“For us, the Stations of the Cross are a prayer journey. We read these fourteen stations to learn what happened to Jesus when he died. When we see how much Jesus suffered, we realize just how much he loved us. We can say prayers of thanks and love every step of his way. When things are tough in our own lives, we can imagine what it was like to be in his sandals.” (page 3)
“We adore you, O Christ, and we praise you, because by your holy cross you have redeemed the world.” (page 4 )

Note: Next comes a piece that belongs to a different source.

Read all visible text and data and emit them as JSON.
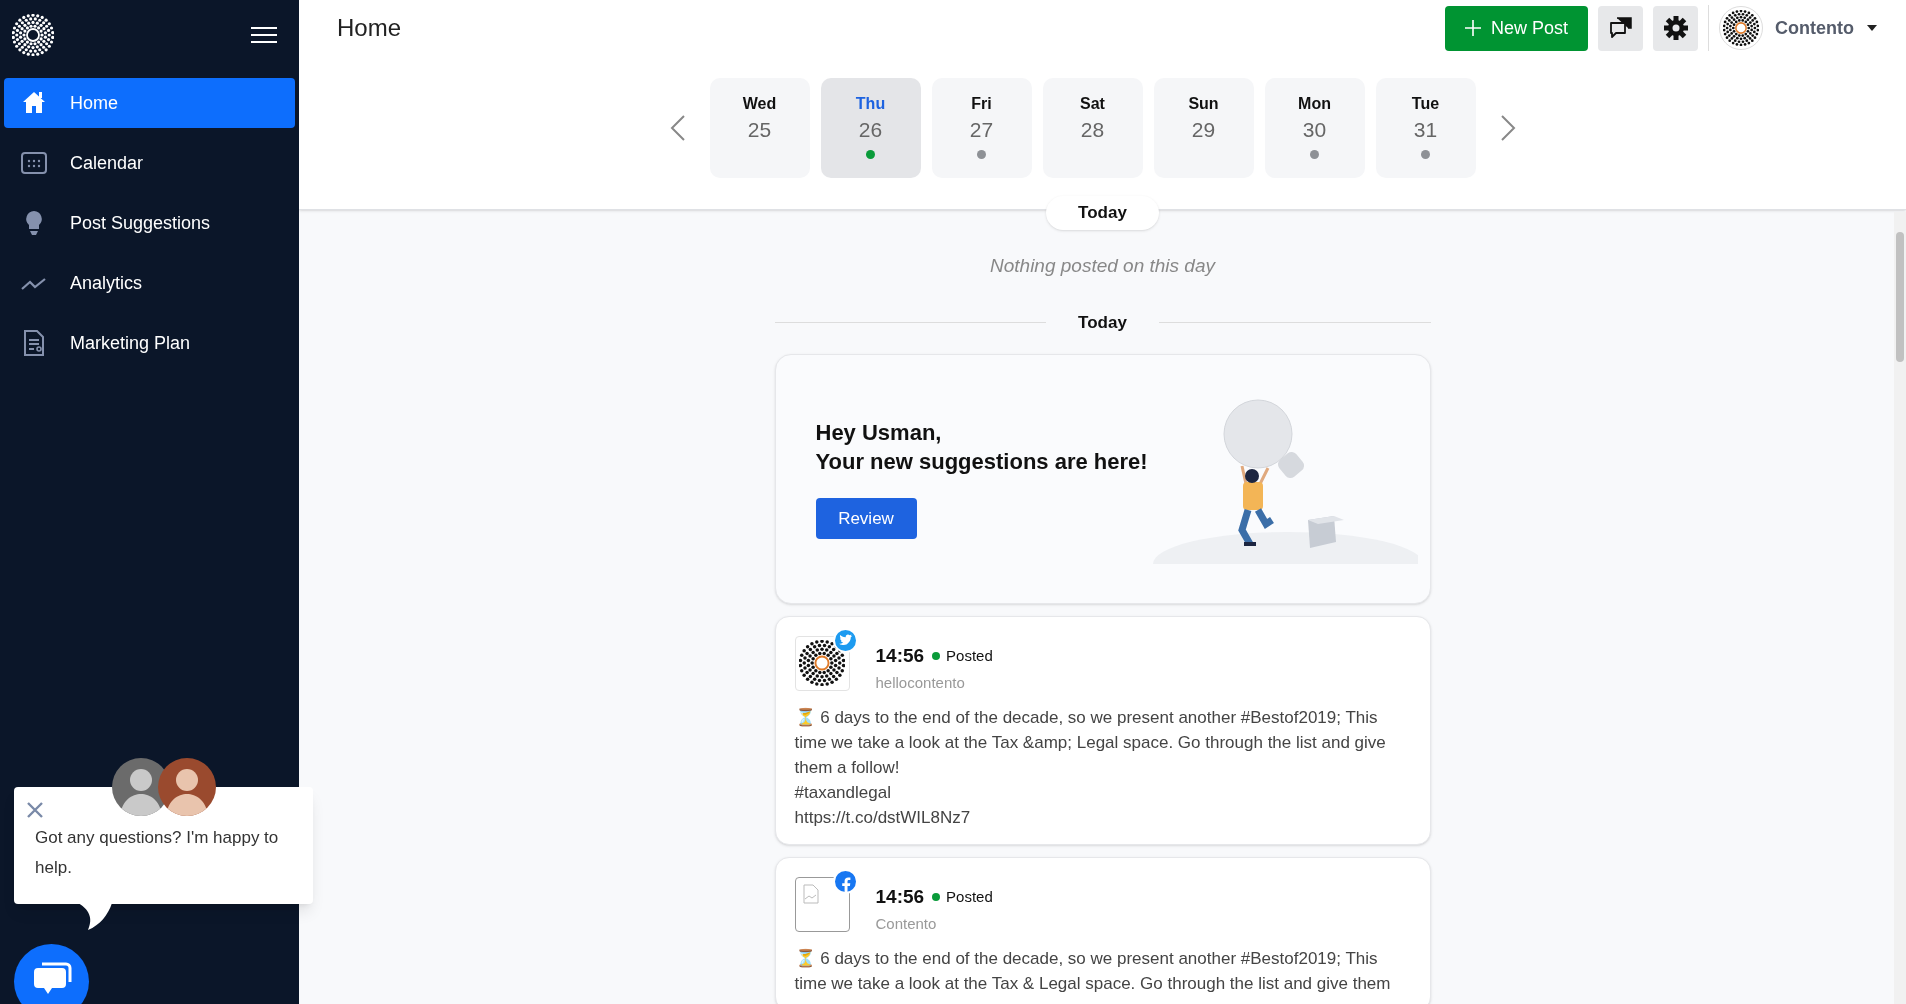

I enjoyed reading this lovely book on the Stations of the Cross. The text was gently powerful and sensitive, and the illustrations are stark and stylized. Each illustration is like a beautiful icon. This is another wonderful book for a family’s library.
WALKING WITH JESUS TO CALVARY Stations of the Cross For Children by Angela M. Burrin, Illustrated by Maria Christina Lo Cascio is a beautiful and elegant book for children on the Stations of the Cross. I like how the book is organized. It begins with the question, “What Are the Stations of the Cross?”
“Jesus made a journey from the city of Jerusalem to the hill of Calvary. He carried a heavy cross along the Via Dolorosa, which means, ‘Road of Sadness.’ Jesus stopped many times before he reached Calvary, where he was crucified. The stops on Jesus’ journey are now known as the Stations of the Cross–or the Way of the Cross.” (page 6)
Before beginning reading about each of the fourteen Stations of the Cross, the reader is given information on “How to Pray the Stations of the Cross” and the list of “The Fourteen Stations of the Cross.” “The Night Before Jesus Died” sets the scene for the sorrow ahead, as Jesus prayed in the Garden of Gethsemane.
“There, on his knees, he prayed, ‘Father, take this cup from me, but not my will, but yours be done.’ He prayed so hard he sweated drops of blood.” (page 8)
The author includes a message to young readers at the end of each station giving them a small inspiration or prayer to recite on their own.
This is a book that could be read each Lent as a family.
Children’s Stations of the Cross Resources
Stations of the Cross for Kids from Aingelkiss.com (Appropriate for Young Children)
PDF Stations of the Cross from LoyolaPress.com (For Older Children)
On-Line Presentation of The Stations of the Cross by LoyolaPress.com (Same text as above.)
If You Can’t Get to a Stations of the Cross Service, Pray a Stations Chaplet!
Video on the Difference between a Rosary and Chaplet
A person can pray the “Our Father” and “Hail Mary” prayers, using the beads, as stated in the video and reflecting on each station of the Cross. I can see children enjoying this devotion with their parents.
Art on the Agony in the Garden
This is a cut paper art project that I did using pre-cut paper strips, stickers, glue, and paper flowers that come out of a special hole punch. This was fun to do, but is too complicated for younger children. Simplify it for them, or do it with them. Here are some easier (and lovely!) possibilities for using cut paper and a glue stick to depict the Garden of Gethsemane with young children that shouldn’t take more than twenty minutes:
Preparing for Palm Sunday
Please read “Hosanna!” (John 12:12-19) in Catholic Book of Bible Stories, page 168-170, or another Catholic Child’s Bible, or this passage from your family Bible. Also, read God’s Blessing, “Faith to Grow” and “Prayer” on page 171. If possible, take your child to a “Stations of the Cross” service this week.
For a simple art project, have your child draw or paint the word “Hosanna” (“Highest praise! … Rejoicing”) and include a palm tree or palm frond (branch), using art supplies on hand.
Learn About Jesus Through the Mysteries of the Rosary
Over Lent, read the Bible passage for one of the Sorrowful Mysteries each Sunday. Help your child begin to name them.
The Sorrowful Mysteries (These are recited Tuesdays and Fridays)
“THE AGONY IN THE GARDEN (Luke 22:43)
THE SCOURGING AT THE PILLAR (John 19:1)
THE CROWNING WITH THORNS (Matthew 27:28-29)
THE CARRYING OF THE CROSS (Mark 15:22)
THE CRUCIFIXION” (John 19:25-27)
Source: The Sorrowful Mysteries from Rosary-Center.org
Rosary Coloring Sheet from CatholicMom.com
Click to Enlarge–Follow Printer Prompts to Print